1 – Tell us a bit about your legal background, travels and experiences in the English-speaking world…
During my last year of studying law at Valencia University I decided to head to England to work and to improve my English skills. It was an incredible experience – everything was new; the people, the culture, the scenery, the weather, of course! Also, things were very different from Spain within an employment context – the way that businesses operated, how teams interacted, the fact there were so many nationalities working together. I loved it, although there were some difficult moments. I worked hard and had to deal with situations I never thought I would. Facing these challenges made me better at my job than before and gave me more confidence. It was a challenging experience, but it made me the person I am today.
2 – Describe your law firm and the areas it covers
When I returned to Spain from the UK, I wanted to make the most of my two biggest strengths; my understanding of people and my legal background. This led me to helping expats settle in Spain. One of the first things expats need to sort out is where to live. My company specialises in civil and property law, which includes conveyancing, self-building, buying off-plan, new-build properties, boundary disputes, construction and structural defects. Basically, we deal with all possible legalities associated with buying or selling property, either as a home or as an investment.

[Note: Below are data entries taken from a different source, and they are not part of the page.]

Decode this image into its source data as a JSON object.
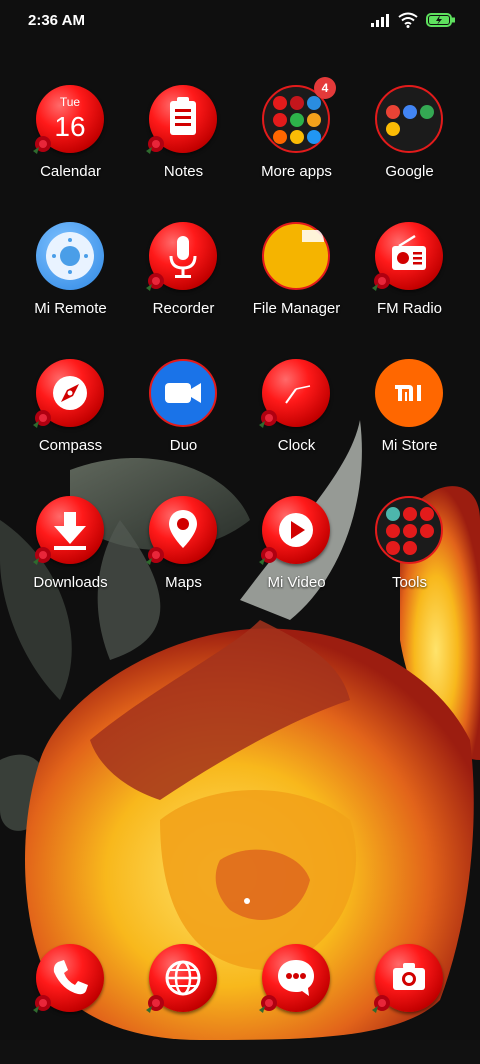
{
  "status_bar": {
    "time": "2:36 AM",
    "icons": [
      "signal-icon",
      "wifi-icon",
      "battery-charging-icon"
    ]
  },
  "apps": [
    {
      "label": "Calendar",
      "icon": "calendar-icon",
      "calendar_day": "Tue",
      "calendar_date": "16"
    },
    {
      "label": "Notes",
      "icon": "clipboard-icon"
    },
    {
      "label": "More apps",
      "icon": "folder-icon",
      "badge": "4"
    },
    {
      "label": "Google",
      "icon": "folder-icon"
    },
    {
      "label": "Mi Remote",
      "icon": "remote-icon"
    },
    {
      "label": "Recorder",
      "icon": "microphone-icon"
    },
    {
      "label": "File Manager",
      "icon": "folder-file-icon"
    },
    {
      "label": "FM Radio",
      "icon": "radio-icon"
    },
    {
      "label": "Compass",
      "icon": "compass-icon"
    },
    {
      "label": "Duo",
      "icon": "video-camera-icon"
    },
    {
      "label": "Clock",
      "icon": "clock-icon"
    },
    {
      "label": "Mi Store",
      "icon": "mi-logo-icon"
    },
    {
      "label": "Downloads",
      "icon": "download-arrow-icon"
    },
    {
      "label": "Maps",
      "icon": "map-pin-icon"
    },
    {
      "label": "Mi Video",
      "icon": "play-icon"
    },
    {
      "label": "Tools",
      "icon": "folder-icon"
    }
  ],
  "dock": [
    {
      "icon": "phone-icon"
    },
    {
      "icon": "globe-icon"
    },
    {
      "icon": "chat-bubble-icon"
    },
    {
      "icon": "camera-icon"
    }
  ],
  "colors": {
    "accent_red": "#e31b1b",
    "duo_blue": "#1a73e8",
    "mi_orange": "#ff6700",
    "file_manager_yellow": "#f5b400",
    "remote_blue": "#4a9ee8"
  }
}
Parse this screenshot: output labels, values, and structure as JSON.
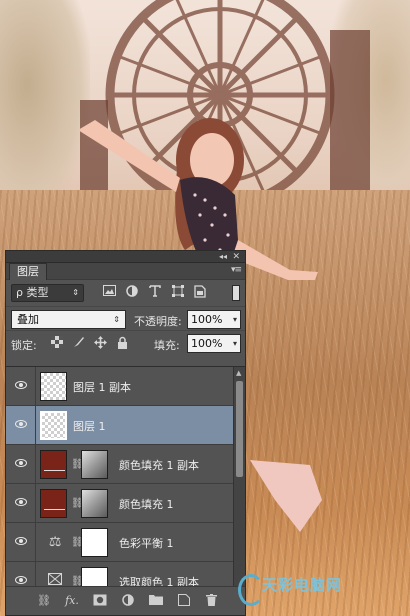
{
  "panel": {
    "tab_label": "图层",
    "collapse_glyph": "◂◂",
    "close_glyph": "✕",
    "menu_glyph": "▾≡",
    "filter": {
      "selected": "ρ 类型",
      "arrow": "⇕"
    },
    "filter_icons": [
      "image-filter-icon",
      "adjustment-filter-icon",
      "type-filter-icon",
      "shape-filter-icon",
      "smart-object-filter-icon"
    ],
    "blend_mode": "叠加",
    "opacity_label": "不透明度:",
    "opacity_value": "100%",
    "lock_label": "锁定:",
    "fill_label": "填充:",
    "fill_value": "100%",
    "layers": [
      {
        "name": "图层 1 副本",
        "visible": true,
        "selected": false,
        "kind": "pixel"
      },
      {
        "name": "图层 1",
        "visible": true,
        "selected": true,
        "kind": "pixel"
      },
      {
        "name": "颜色填充 1 副本",
        "visible": true,
        "selected": false,
        "kind": "fill",
        "color": "#7a2318"
      },
      {
        "name": "颜色填充 1",
        "visible": true,
        "selected": false,
        "kind": "fill",
        "color": "#7a2318"
      },
      {
        "name": "色彩平衡 1",
        "visible": true,
        "selected": false,
        "kind": "adjustment",
        "icon": "balance-scale-icon"
      },
      {
        "name": "选取颜色 1 副本",
        "visible": true,
        "selected": false,
        "kind": "adjustment",
        "icon": "selective-color-icon"
      }
    ],
    "bottom_icons": [
      "link-icon",
      "fx-icon",
      "mask-icon",
      "adjustment-icon",
      "folder-icon",
      "new-layer-icon",
      "trash-icon"
    ]
  },
  "watermark": {
    "text": "天彩电脑网"
  },
  "colors": {
    "panel_bg": "#535353",
    "selected_row": "#7b8ea3",
    "fill_red": "#7a2318"
  }
}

Additionally, some of our clients require assistance with setting up all kinds of businesses, whether that’s bars, restaurants or online companies. In order to provide a full service for my clients, we also assist with Family Law matters. For example, I help my clients to draft wills to present to notaries, ensuring their wishes are protected under Spanish law. We handle rental contracts, deposits, trusts, power of attorney and valuations. I am the link between my clients and the professionals they need to deal with; estate agents, relocation companies, banks, surveyors, notaries and anything else in between.
I also have two partners – one is a specialist in Criminal Law, and the other is a tax specialist. We’re a perfect team as between the three of us; we can offer all the expertise and advice our clients need.
3 – What are typical day-to-day issues regarding your clients?
The principal issue tends to be the language barrier. Many expats arrive having studied basic Spanish, but when they start facing day-to-day situations, they realise mastering the language takes more time, especially when it comes to dealing with complicated and wordy legal matters. Additionally, despite EU regulations applying across Europe, there are still a number of differences between various international laws and Spanish law, and these can be very confusing, especially when trying to comprehend them in a second language. Another significant issue our clients face is who to trust. They are in an unknown land – they need someone on their side, with expert knowledge, who they know has their best interests at heart.
4 – How does your company differ from Spanish speaking lawyers and what are the advantages of working with your firm?
There are three factors that make my firm stand apart:
Firstly, the years of experience I have helping expats to settle in all across Spain. While most of our clients are within the Valencian community (Castellón, Valencia and Alicante), I am also able to assist with certain projects in other regions upon discussion, for example the Balearics, Barcelona, Marbella, and Madrid.
Secondly, having lived, worked and studied in England for almost five years, and using the English language every day, I am bilingual. This allows me to clearly communicate with my clients, and to explain legal matters in language they can understand.
Last but by no means least, having been an expat myself, I understand first-hand the issues my clients are facing. I know what they need, what matters to them, and how they wish to be treated
.5 – What are the long-term potential problems for English speaking clients looking to move to or currently living in Spain, that your company can fix?
Obviously, the most pressing long-term issue my clients are facing right now is Brexit. This won’t just affect the British, the effects of the uncertainty and potential legal changes ahead will be felt across many countries.
Additionally, the rental market. How people live and travel is changing. While authorities are trying their best to regulate the movements of people and official ways of operating, the truth is that the world moves faster than the law. It’s a tricky area to regulate because there are so many factors involved, and so many interests related to it. This uncertainty surrounding the rental market is exacerbated by incessant changes in the law, specifically in regards to tourist rentals. My firm stays on top of it, so our clients don’t have to.
6 – Do you have other interests outside of work?
Of course! I’ve always been passionate about travel. Living in the UK, Gatwick and Heathrow were so convenient that the option to explore the world was right on my doorstep, and I certainly made the most of it! Lately, after enjoying watching MasterChef with my daughter, I’ve been getting really into cooking. I have always been happy with a simple ham baguette, and while I still am, we’re having a lot of fun trying different international recipes, such as Beef Wellington, Thai curries and Beef bourguignon.
Virginia De La Cuadra Galera / English Speaking Spanish Lawyer – Abogada
firstname.lastname@example.org / + (34) 680 438 775